Elizabeth: The Golden Age
United Kingdom/France, 2007
U.S. Release Date:
PG-13 (Violence, Sexual Situations, Brief Nudity)
Theatrical Aspect Ratio:
Cate Blanchett, Geoffrey Rush, Clive Owen, Abbie Cornish, Samantha Morton, Jordi Molla, Rhys Ifans, Adam Godley, Tom Hollander
William Nicholson and Michael Hirst
Craig Armstrong, A.R. Rahman
Historical epics are often met with mixed reactions from the masses. For every singular triumph like 300, there are many more disappointments. So it should be no surprise that producers, eager to fill cold seats with warm bodies, have returned to the time and place of one of recent cinema's most celebrated historical epics: sixteenth century England. Elizabeth was one of 1998-99's biggest art house hits (so big, in fact, that it spilled into some mainstream theaters), grossing more than $30 million domestic and garnering seven Oscar nominations. That kind of success can justify another installment, especially if the filmmakers feel there's more of the story to be told. Shekhar Kapur's Elizabeth: The Golden Age is the result, one of those rare beasts - a sequel to a movie whose primary audience is not teenagers. Presumably, Kapur rejected calling the movie Elizabeth II because that would have created all sorts of confusion.

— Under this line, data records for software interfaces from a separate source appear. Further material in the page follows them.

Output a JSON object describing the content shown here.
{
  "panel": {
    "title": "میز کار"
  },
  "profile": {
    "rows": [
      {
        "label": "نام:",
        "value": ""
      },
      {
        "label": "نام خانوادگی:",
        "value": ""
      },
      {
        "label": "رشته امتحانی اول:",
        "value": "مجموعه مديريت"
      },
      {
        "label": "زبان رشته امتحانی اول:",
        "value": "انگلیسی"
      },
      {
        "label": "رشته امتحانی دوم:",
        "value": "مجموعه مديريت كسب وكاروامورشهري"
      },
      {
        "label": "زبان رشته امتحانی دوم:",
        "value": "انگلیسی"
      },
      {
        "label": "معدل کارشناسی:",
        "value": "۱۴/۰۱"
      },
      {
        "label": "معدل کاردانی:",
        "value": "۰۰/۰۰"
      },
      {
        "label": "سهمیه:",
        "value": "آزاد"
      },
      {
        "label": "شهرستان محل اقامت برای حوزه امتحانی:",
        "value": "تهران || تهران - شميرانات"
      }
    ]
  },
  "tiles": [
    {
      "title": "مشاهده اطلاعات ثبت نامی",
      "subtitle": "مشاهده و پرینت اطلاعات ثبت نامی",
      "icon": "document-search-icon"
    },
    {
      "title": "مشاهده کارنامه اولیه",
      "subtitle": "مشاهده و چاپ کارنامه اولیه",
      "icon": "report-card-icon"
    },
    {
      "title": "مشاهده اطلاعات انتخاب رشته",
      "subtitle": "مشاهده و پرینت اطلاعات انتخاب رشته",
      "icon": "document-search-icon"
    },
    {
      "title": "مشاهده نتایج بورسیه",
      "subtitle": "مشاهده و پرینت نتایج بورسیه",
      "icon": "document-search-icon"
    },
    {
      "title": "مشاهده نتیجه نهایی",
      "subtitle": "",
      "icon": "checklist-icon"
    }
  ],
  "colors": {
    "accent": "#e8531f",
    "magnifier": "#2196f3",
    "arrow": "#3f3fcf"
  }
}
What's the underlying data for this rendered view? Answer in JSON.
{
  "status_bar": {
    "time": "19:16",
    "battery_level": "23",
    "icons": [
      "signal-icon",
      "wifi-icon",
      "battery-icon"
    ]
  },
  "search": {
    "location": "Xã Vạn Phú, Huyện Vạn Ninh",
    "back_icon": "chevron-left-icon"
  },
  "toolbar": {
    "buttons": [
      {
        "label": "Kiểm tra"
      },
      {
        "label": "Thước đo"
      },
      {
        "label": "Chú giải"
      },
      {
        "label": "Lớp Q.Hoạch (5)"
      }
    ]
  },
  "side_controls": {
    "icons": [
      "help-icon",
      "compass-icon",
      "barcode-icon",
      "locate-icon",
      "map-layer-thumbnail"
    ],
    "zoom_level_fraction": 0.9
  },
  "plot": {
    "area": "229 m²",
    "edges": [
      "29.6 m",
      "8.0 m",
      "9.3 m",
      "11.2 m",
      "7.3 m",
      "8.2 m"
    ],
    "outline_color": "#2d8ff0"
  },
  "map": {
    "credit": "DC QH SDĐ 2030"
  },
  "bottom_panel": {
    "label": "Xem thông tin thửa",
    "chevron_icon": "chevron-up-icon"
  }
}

Elizabeth: The Golden Age lacks the intricate plotting that characterized its predecessor. The screenplay is more action-oriented but not as smart, and some of the dialogue is downright cheesy. Many of those involved in the first Elizabeth have returned, including actors Cate Blanchett and Geoffrey Rush; director Kapur; screenwriter Michael Hirst; and cinematographer Remi Aderfarasin. For the most part, Elizabeth: The Golden Age feels like what it's supposed to be - a continuation of the story begun in the 1998 feature. If it lacks the power and grandeur of the first chapter... well, sequels almost always show a fall-off, and here at least the drop isn't precipitous.
It's 1585 and every Catholic in England is a possible assassin. The Pope has declared a holy war against the Protestant queen and her kingdom. The struggle is being led by Spain's King Philip II, who has decided that the best approach is to supplant Elizabeth (Blanchett) with her cousin, Queen Mary of Scotland (Samantha Morton), who is a Catholic. Failing that, he's ready to send his mighty armada across the seas and into battle. Meanwhile, Elizabeth is dealing with domestic matters. Her advisors, including the faithful Sir Francis Walsingham (Geoffrey Rush), are pressing her to marry. She rejects many appropriate suitors but finds herself drawn to the dashing Walter Raleigh (Clive Owen), an adventurer who has also caught the eye of her principal lady in waiting, Elizabeth Throckmorton (Abbie Cornish). Soon, however, problems with Mary and Spain force Elizabeth to make some terrible choices.
From a purely visual standpoint, Elizabeth: The Golden Age is every bit as impressive as Elizabeth. With respect to costumes and set design, this is a sumptuous affair. The script is less even, as is the pacing. The first two-thirds of the movie deal almost exclusively with the intrigue of Elizabeth's court and it isn't nearly as engaging as the poisonings and backstabbing we have become used to in many historical epics. The war with Spain comes quickly, is told mainly through montages, and is over too easily and bloodlessly. The entire movie could have focused on that and, by condensing it in such a manner, there's a sense that it's not given its due.
Blanchett is the film's chief asset, picking up where she left off nearly ten years ago. This isn't the star-making turn it was at that time, but it's solid, colorful work. Geoffrey Rush has less to do and, as a result, is a less forceful presence. Clive Owen is suitably dashing and Abbie Cornish is adorable, but neither draws the camera's attention with regularity. Although the performances are all workmanlike, they are unlikely to garner much notice when it comes time for Oscar nominations to be announced. (Blanchett may well be nominated, but her chances are better as Bob Dylan in Todd Haynes' I'm Not There than as the Queen in Elizabeth.)
Historians may have fits with some of the liberties taken regarding the established record, but the story retains enough factual backing to keep it from becoming a complete fabrication, and the decisions made help with the story's flow. The problem with Elizabeth: The Golden Age is that Kapur tries to shoehorn too much material into a two-hour time slot. The betrayals and other assorted goings-on of the first 80 minutes deserve their own movie as does the war with Spain. Cramming all of that into a single film does an injustice to both aspects. The battle between the English Navy and the Spanish Armada is over so quickly that there's no time for suspense (even though we know from history which side wins). In short, this is an adequate follow-up to the critically lauded Elizabeth and will satisfy (if not overjoy) some fans of the genre, but it does not top its predecessor nor is it likely to be a forerunner in 2008's Oscar race.